Component data from apps and pages:
========================
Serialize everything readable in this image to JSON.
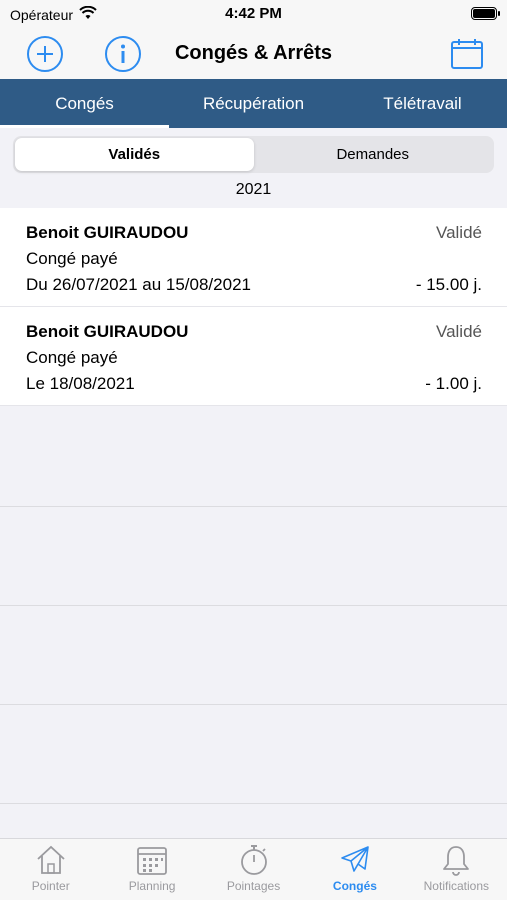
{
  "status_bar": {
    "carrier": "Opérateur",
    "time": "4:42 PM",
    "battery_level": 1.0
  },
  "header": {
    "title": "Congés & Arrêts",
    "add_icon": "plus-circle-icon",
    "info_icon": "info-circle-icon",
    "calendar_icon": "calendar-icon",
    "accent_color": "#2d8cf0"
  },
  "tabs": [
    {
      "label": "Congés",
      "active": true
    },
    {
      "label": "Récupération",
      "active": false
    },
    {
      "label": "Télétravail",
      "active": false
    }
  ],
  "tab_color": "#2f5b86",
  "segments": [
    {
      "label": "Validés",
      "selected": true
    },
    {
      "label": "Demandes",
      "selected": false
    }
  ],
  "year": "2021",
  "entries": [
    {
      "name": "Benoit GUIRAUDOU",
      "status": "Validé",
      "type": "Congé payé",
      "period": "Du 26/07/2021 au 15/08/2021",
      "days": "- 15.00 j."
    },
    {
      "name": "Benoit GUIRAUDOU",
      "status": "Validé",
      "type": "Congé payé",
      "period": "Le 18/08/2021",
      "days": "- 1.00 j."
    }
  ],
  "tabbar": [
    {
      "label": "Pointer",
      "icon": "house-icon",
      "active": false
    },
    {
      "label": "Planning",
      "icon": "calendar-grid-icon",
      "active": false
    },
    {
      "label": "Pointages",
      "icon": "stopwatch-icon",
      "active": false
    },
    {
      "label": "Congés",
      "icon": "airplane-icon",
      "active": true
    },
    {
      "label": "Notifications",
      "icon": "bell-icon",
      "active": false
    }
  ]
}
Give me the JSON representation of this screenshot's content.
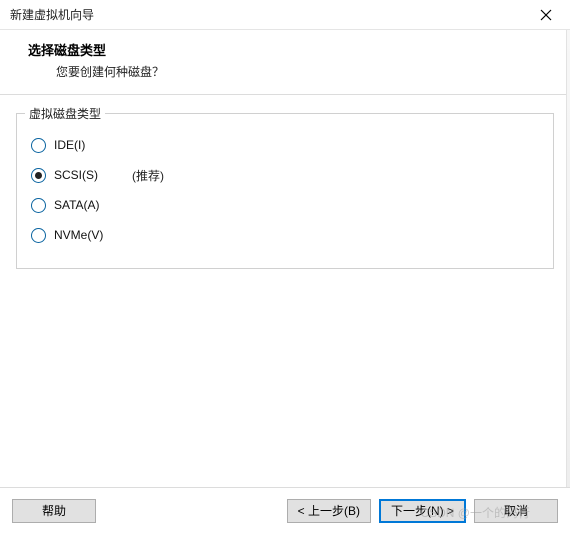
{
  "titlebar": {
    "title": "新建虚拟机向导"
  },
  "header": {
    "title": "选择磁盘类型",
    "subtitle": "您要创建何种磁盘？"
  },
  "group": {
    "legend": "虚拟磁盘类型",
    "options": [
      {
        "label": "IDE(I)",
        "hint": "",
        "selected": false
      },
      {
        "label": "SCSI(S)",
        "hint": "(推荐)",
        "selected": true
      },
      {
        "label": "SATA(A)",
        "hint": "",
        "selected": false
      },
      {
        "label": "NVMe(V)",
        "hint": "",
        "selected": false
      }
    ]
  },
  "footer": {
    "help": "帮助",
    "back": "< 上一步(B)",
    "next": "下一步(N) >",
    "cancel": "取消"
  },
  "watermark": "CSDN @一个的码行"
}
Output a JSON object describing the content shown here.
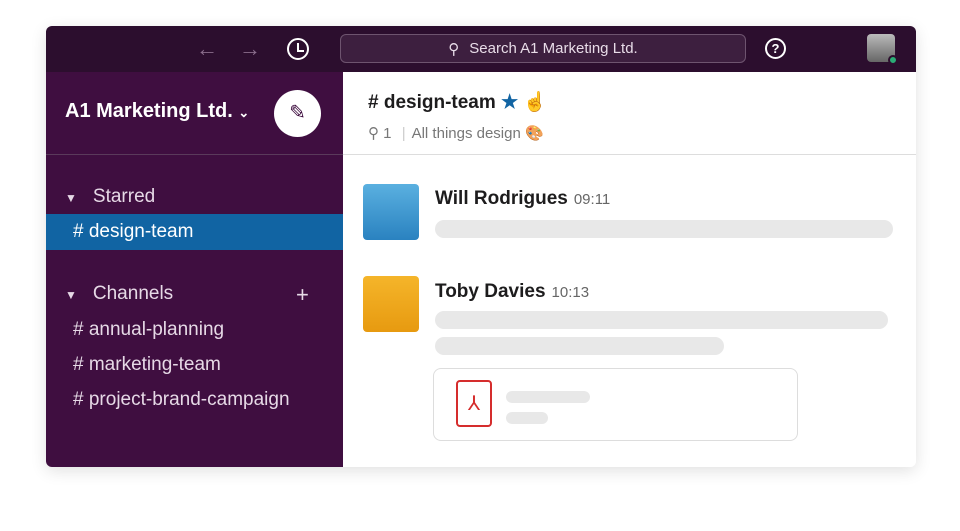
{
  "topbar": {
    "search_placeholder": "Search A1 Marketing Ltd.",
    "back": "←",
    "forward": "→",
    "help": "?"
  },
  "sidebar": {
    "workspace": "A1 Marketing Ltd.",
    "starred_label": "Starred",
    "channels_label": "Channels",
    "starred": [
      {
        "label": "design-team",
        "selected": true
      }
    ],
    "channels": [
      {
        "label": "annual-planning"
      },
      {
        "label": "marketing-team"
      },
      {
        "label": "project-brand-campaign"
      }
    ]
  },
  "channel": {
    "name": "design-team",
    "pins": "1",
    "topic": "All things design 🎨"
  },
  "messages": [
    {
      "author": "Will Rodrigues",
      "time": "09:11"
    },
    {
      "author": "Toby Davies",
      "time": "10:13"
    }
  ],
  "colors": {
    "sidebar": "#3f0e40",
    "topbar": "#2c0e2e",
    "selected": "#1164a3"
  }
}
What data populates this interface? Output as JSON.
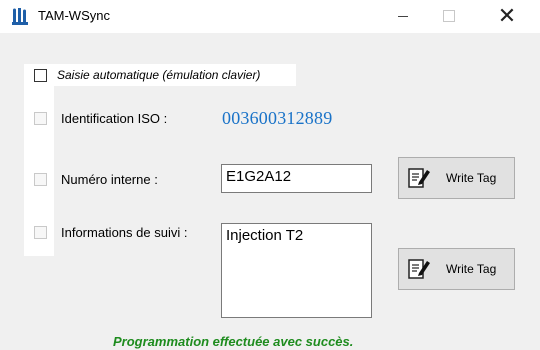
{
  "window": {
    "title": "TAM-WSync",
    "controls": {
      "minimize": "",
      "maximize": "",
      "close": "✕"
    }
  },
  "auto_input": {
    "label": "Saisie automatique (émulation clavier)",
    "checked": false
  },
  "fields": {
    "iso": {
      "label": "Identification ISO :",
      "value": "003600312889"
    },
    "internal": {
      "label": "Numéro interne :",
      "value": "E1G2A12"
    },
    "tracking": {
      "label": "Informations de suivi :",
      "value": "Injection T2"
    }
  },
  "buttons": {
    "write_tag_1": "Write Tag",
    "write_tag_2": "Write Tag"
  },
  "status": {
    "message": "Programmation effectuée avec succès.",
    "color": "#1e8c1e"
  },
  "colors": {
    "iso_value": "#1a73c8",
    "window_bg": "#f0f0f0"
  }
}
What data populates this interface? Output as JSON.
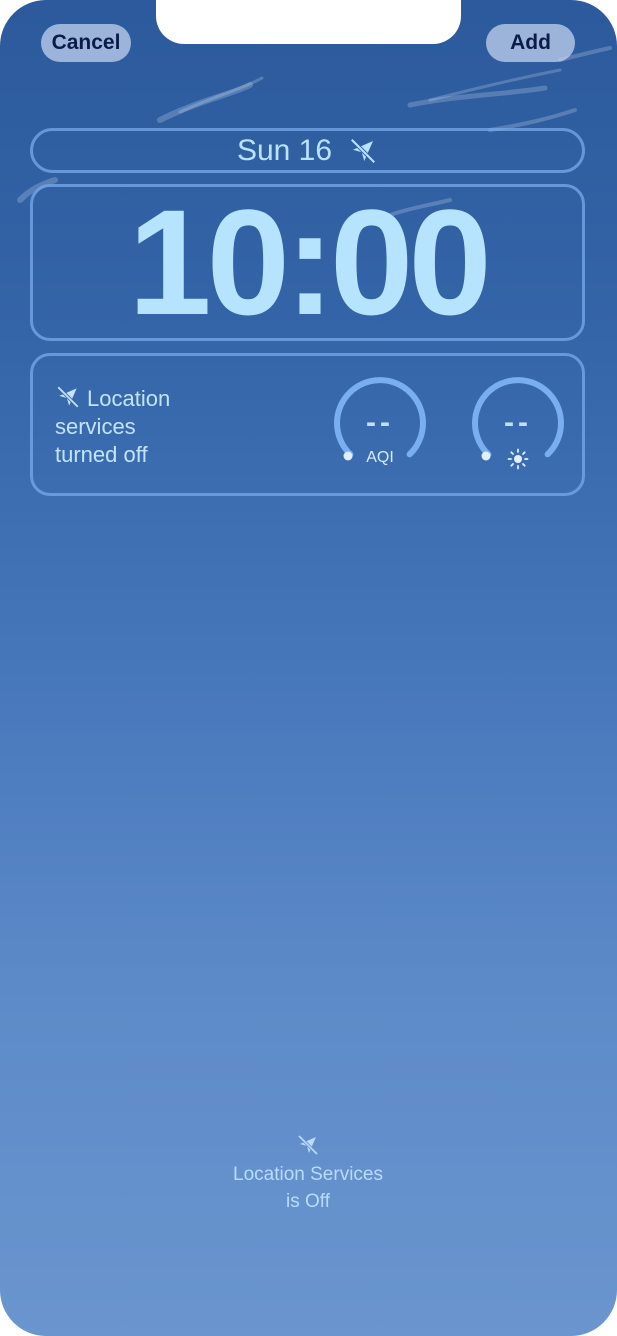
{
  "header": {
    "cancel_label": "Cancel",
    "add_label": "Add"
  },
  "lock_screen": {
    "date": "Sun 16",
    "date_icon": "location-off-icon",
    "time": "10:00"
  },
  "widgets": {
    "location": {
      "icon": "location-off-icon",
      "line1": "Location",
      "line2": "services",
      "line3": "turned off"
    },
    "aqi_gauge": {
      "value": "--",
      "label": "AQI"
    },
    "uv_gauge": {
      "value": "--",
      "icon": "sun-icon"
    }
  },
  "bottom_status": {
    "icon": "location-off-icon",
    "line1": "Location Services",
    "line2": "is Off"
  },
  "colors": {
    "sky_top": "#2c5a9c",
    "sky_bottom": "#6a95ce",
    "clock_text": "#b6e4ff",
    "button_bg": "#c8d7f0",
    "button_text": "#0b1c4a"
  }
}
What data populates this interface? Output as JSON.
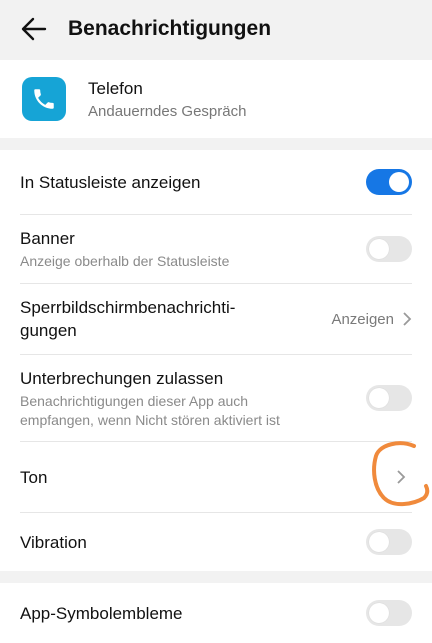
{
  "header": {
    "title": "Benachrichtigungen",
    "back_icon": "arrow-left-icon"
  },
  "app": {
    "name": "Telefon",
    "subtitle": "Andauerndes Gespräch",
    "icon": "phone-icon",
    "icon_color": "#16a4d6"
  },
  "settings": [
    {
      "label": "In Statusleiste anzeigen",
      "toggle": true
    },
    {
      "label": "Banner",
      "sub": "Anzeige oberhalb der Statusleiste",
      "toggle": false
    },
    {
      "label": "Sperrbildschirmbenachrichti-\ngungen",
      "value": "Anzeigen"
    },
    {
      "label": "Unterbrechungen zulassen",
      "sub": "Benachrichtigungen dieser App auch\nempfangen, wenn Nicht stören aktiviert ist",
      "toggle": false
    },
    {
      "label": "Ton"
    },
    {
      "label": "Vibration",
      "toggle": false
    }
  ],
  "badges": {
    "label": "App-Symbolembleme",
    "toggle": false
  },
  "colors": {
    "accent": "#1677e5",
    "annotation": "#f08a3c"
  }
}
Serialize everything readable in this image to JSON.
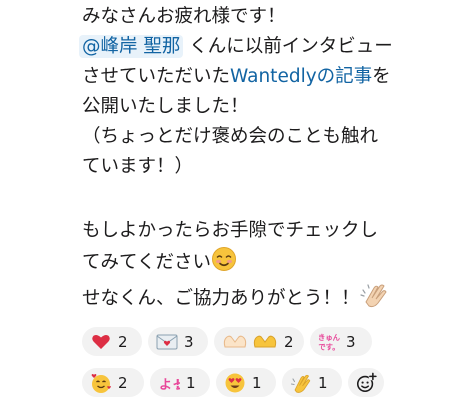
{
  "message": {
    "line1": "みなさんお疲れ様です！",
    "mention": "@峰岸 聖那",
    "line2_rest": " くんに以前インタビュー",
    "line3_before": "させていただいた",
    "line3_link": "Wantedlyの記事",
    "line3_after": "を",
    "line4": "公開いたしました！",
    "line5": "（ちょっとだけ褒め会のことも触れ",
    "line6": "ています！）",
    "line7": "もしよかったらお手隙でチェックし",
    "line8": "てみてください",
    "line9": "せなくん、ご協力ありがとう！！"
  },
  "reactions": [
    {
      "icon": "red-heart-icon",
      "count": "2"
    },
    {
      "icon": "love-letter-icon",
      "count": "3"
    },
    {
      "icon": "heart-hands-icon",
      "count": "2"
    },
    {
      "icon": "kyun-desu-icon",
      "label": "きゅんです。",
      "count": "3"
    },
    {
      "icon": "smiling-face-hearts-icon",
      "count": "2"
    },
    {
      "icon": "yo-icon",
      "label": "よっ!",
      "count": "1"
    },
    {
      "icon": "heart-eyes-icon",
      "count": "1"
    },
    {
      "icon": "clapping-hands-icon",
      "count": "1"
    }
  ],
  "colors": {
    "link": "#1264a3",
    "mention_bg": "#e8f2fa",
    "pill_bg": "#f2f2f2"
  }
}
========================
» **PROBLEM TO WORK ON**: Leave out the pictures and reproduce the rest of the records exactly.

» **OUTPUT FOR THIS TASK**:
Serialize everything readable in this image to JSON.
{
  "status_bar": {
    "carrier": "Opérateur",
    "time": "4:42 PM",
    "battery_level": 1.0
  },
  "header": {
    "title": "Congés & Arrêts",
    "add_icon": "plus-circle-icon",
    "info_icon": "info-circle-icon",
    "calendar_icon": "calendar-icon",
    "accent_color": "#2d8cf0"
  },
  "tabs": [
    {
      "label": "Congés",
      "active": true
    },
    {
      "label": "Récupération",
      "active": false
    },
    {
      "label": "Télétravail",
      "active": false
    }
  ],
  "tab_color": "#2f5b86",
  "segments": [
    {
      "label": "Validés",
      "selected": true
    },
    {
      "label": "Demandes",
      "selected": false
    }
  ],
  "year": "2021",
  "entries": [
    {
      "name": "Benoit GUIRAUDOU",
      "status": "Validé",
      "type": "Congé payé",
      "period": "Du 26/07/2021 au 15/08/2021",
      "days": "- 15.00 j."
    },
    {
      "name": "Benoit GUIRAUDOU",
      "status": "Validé",
      "type": "Congé payé",
      "period": "Le 18/08/2021",
      "days": "- 1.00 j."
    }
  ],
  "tabbar": [
    {
      "label": "Pointer",
      "icon": "house-icon",
      "active": false
    },
    {
      "label": "Planning",
      "icon": "calendar-grid-icon",
      "active": false
    },
    {
      "label": "Pointages",
      "icon": "stopwatch-icon",
      "active": false
    },
    {
      "label": "Congés",
      "icon": "airplane-icon",
      "active": true
    },
    {
      "label": "Notifications",
      "icon": "bell-icon",
      "active": false
    }
  ]
}
Give me the JSON representation of this screenshot's content.
{
  "titlebar": {
    "title": "新建虚拟机向导"
  },
  "header": {
    "title": "选择磁盘类型",
    "subtitle": "您要创建何种磁盘？"
  },
  "group": {
    "legend": "虚拟磁盘类型",
    "options": [
      {
        "label": "IDE(I)",
        "hint": "",
        "selected": false
      },
      {
        "label": "SCSI(S)",
        "hint": "(推荐)",
        "selected": true
      },
      {
        "label": "SATA(A)",
        "hint": "",
        "selected": false
      },
      {
        "label": "NVMe(V)",
        "hint": "",
        "selected": false
      }
    ]
  },
  "footer": {
    "help": "帮助",
    "back": "< 上一步(B)",
    "next": "下一步(N) >",
    "cancel": "取消"
  },
  "watermark": "CSDN @一个的码行"
}
Output a JSON object describing the content shown here.
{
  "topbar": {
    "search_placeholder": "Search A1 Marketing Ltd.",
    "back": "←",
    "forward": "→",
    "help": "?"
  },
  "sidebar": {
    "workspace": "A1 Marketing Ltd.",
    "starred_label": "Starred",
    "channels_label": "Channels",
    "starred": [
      {
        "label": "design-team",
        "selected": true
      }
    ],
    "channels": [
      {
        "label": "annual-planning"
      },
      {
        "label": "marketing-team"
      },
      {
        "label": "project-brand-campaign"
      }
    ]
  },
  "channel": {
    "name": "design-team",
    "pins": "1",
    "topic": "All things design 🎨"
  },
  "messages": [
    {
      "author": "Will Rodrigues",
      "time": "09:11"
    },
    {
      "author": "Toby Davies",
      "time": "10:13"
    }
  ],
  "colors": {
    "sidebar": "#3f0e40",
    "topbar": "#2c0e2e",
    "selected": "#1164a3"
  }
}
What data populates this interface? Output as JSON.
{
  "window": {
    "title": "TAM-WSync",
    "controls": {
      "minimize": "",
      "maximize": "",
      "close": "✕"
    }
  },
  "auto_input": {
    "label": "Saisie automatique (émulation clavier)",
    "checked": false
  },
  "fields": {
    "iso": {
      "label": "Identification ISO :",
      "value": "003600312889"
    },
    "internal": {
      "label": "Numéro interne :",
      "value": "E1G2A12"
    },
    "tracking": {
      "label": "Informations de suivi :",
      "value": "Injection T2"
    }
  },
  "buttons": {
    "write_tag_1": "Write Tag",
    "write_tag_2": "Write Tag"
  },
  "status": {
    "message": "Programmation effectuée avec succès.",
    "color": "#1e8c1e"
  },
  "colors": {
    "iso_value": "#1a73c8",
    "window_bg": "#f0f0f0"
  }
}
What data populates this interface? Output as JSON.
{
  "header": {
    "cancel_label": "Cancel",
    "add_label": "Add"
  },
  "lock_screen": {
    "date": "Sun 16",
    "date_icon": "location-off-icon",
    "time": "10:00"
  },
  "widgets": {
    "location": {
      "icon": "location-off-icon",
      "line1": "Location",
      "line2": "services",
      "line3": "turned off"
    },
    "aqi_gauge": {
      "value": "--",
      "label": "AQI"
    },
    "uv_gauge": {
      "value": "--",
      "icon": "sun-icon"
    }
  },
  "bottom_status": {
    "icon": "location-off-icon",
    "line1": "Location Services",
    "line2": "is Off"
  },
  "colors": {
    "sky_top": "#2c5a9c",
    "sky_bottom": "#6a95ce",
    "clock_text": "#b6e4ff",
    "button_bg": "#c8d7f0",
    "button_text": "#0b1c4a"
  }
}
What data populates this interface? Output as JSON.
{
  "header": {
    "title": "Benachrichtigungen",
    "back_icon": "arrow-left-icon"
  },
  "app": {
    "name": "Telefon",
    "subtitle": "Andauerndes Gespräch",
    "icon": "phone-icon",
    "icon_color": "#16a4d6"
  },
  "settings": [
    {
      "label": "In Statusleiste anzeigen",
      "toggle": true
    },
    {
      "label": "Banner",
      "sub": "Anzeige oberhalb der Statusleiste",
      "toggle": false
    },
    {
      "label": "Sperrbildschirmbenachrichti-\ngungen",
      "value": "Anzeigen"
    },
    {
      "label": "Unterbrechungen zulassen",
      "sub": "Benachrichtigungen dieser App auch\nempfangen, wenn Nicht stören aktiviert ist",
      "toggle": false
    },
    {
      "label": "Ton"
    },
    {
      "label": "Vibration",
      "toggle": false
    }
  ],
  "badges": {
    "label": "App-Symbolembleme",
    "toggle": false
  },
  "colors": {
    "accent": "#1677e5",
    "annotation": "#f08a3c"
  }
}
Serialize everything readable in this image to JSON.
{
  "message": {
    "line1": "みなさんお疲れ様です！",
    "mention": "@峰岸 聖那",
    "line2_rest": " くんに以前インタビュー",
    "line3_before": "させていただいた",
    "line3_link": "Wantedlyの記事",
    "line3_after": "を",
    "line4": "公開いたしました！",
    "line5": "（ちょっとだけ褒め会のことも触れ",
    "line6": "ています！）",
    "line7": "もしよかったらお手隙でチェックし",
    "line8": "てみてください",
    "line9": "せなくん、ご協力ありがとう！！"
  },
  "reactions": [
    {
      "icon": "red-heart-icon",
      "count": "2"
    },
    {
      "icon": "love-letter-icon",
      "count": "3"
    },
    {
      "icon": "heart-hands-icon",
      "count": "2"
    },
    {
      "icon": "kyun-desu-icon",
      "label": "きゅんです。",
      "count": "3"
    },
    {
      "icon": "smiling-face-hearts-icon",
      "count": "2"
    },
    {
      "icon": "yo-icon",
      "label": "よっ!",
      "count": "1"
    },
    {
      "icon": "heart-eyes-icon",
      "count": "1"
    },
    {
      "icon": "clapping-hands-icon",
      "count": "1"
    }
  ],
  "colors": {
    "link": "#1264a3",
    "mention_bg": "#e8f2fa",
    "pill_bg": "#f2f2f2"
  }
}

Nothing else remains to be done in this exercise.